Architects: CLB Architects
Project: Fish Creek Compound
Team: John Carney, Jen Mei, Bryan James, Sam Ankeny, Sarah Kennedy
Interior Design: Carney Logan Burke Architects and Owner
Location: Wilson, Wyoming, United States
Photography: Gibeon Photography, Matthew Millman
This house on a gently sloping wooded site is the personal residence of the architect, who had lived with his wife on the property for three years in a guesthouse of his design. Features of the lushly forested site are a seasonal stream and stunning views of the Sleeping Indian, an iconic peak across the valley to the east. The goal of the design for the main house was to complete the Fish Creek compound where multiple generations of the architect’s extended family could gather and experience the wonders of the site, while also serving as an intimate home for two.
In order to take full advantage of the site amenities while keeping a low profile, the Fish Creek house is tucked into the hill and entered from the upper level. All the living areas including a screened porch, music room, and the master suite are on the upper floor with two bedrooms, laundry, and mechanical space on the lower floor.
The design went through several iterations over the course of the three years that the couple lived in the guest house. Experiencing the site, weather patterns, quality of light, and seasonal changes over time informed their understanding of how they wanted to live in this very special place. The diagram that evolved reconciles the topography sloping down to the southeast with the main view east across the valley.
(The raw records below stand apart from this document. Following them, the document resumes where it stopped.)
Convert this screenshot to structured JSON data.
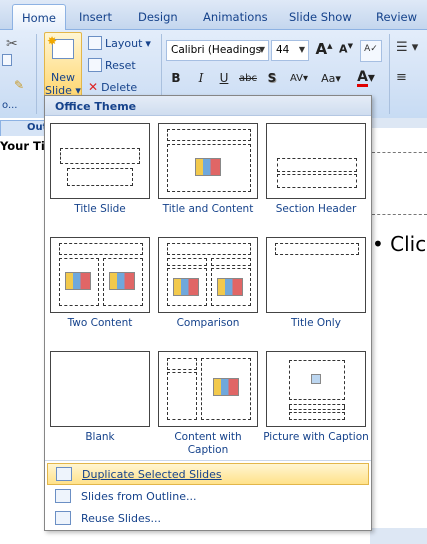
{
  "tabs": [
    "Home",
    "Insert",
    "Design",
    "Animations",
    "Slide Show",
    "Review"
  ],
  "ribbon": {
    "new_slide_line1": "New",
    "new_slide_line2": "Slide",
    "layout": "Layout",
    "reset": "Reset",
    "delete": "Delete",
    "font_name": "Calibri (Headings",
    "font_size": "44",
    "bold": "B",
    "italic": "I",
    "underline": "U",
    "strike": "abc",
    "shadow": "S",
    "spacing": "AV",
    "case": "Aa",
    "grow": "A",
    "shrink": "A",
    "font_color": "A",
    "clipboard_fragment": "o...",
    "left_partial_tab": "Out",
    "left_partial_text": "Your Tit"
  },
  "slide_text": "• Click",
  "menu": {
    "header": "Office Theme",
    "layouts": [
      {
        "label": "Title Slide"
      },
      {
        "label": "Title and Content"
      },
      {
        "label": "Section Header"
      },
      {
        "label": "Two Content"
      },
      {
        "label": "Comparison"
      },
      {
        "label": "Title Only"
      },
      {
        "label": "Blank"
      },
      {
        "label": "Content with Caption"
      },
      {
        "label": "Picture with Caption"
      }
    ],
    "items": [
      {
        "label": "Duplicate Selected Slides",
        "icon": "duplicate-slides-icon"
      },
      {
        "label": "Slides from Outline...",
        "icon": "outline-icon"
      },
      {
        "label": "Reuse Slides...",
        "icon": "reuse-slides-icon"
      }
    ]
  },
  "colors": {
    "accent": "#15428b",
    "highlight": "#ffe28a",
    "font_color_bar": "#e00000"
  }
}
The result is a concrete wall following the contours that is overhung by two shed-roof pavilions, which are exactly aligned on ‘the Indian’. Once the location of the living and master wing pavilions were established, the driveway, garage, and entry design followed, with a covered porch parallel to the the creek leading to the front door.
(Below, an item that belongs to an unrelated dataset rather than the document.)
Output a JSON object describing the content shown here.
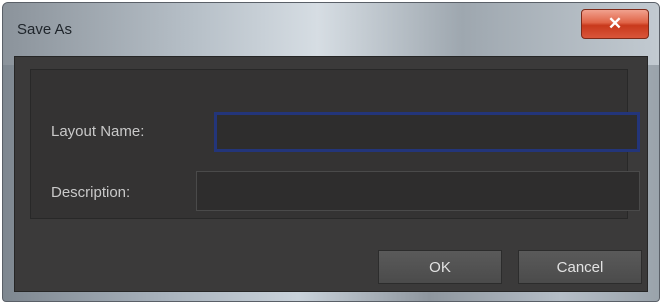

The DNA for the Fish Creek house had been established with the design of the guesthouse—-a simple shed roof with large overhangs on a rectangular form. Board-formed concrete, cedar shingles, bonderized steel, and glass are the only materials used on the exterior. Gently sloping shed roofs follow the contours down the hill, contributing to the intimate scale of the house, which nestles comfortably in the trees with the Teton range rising behind.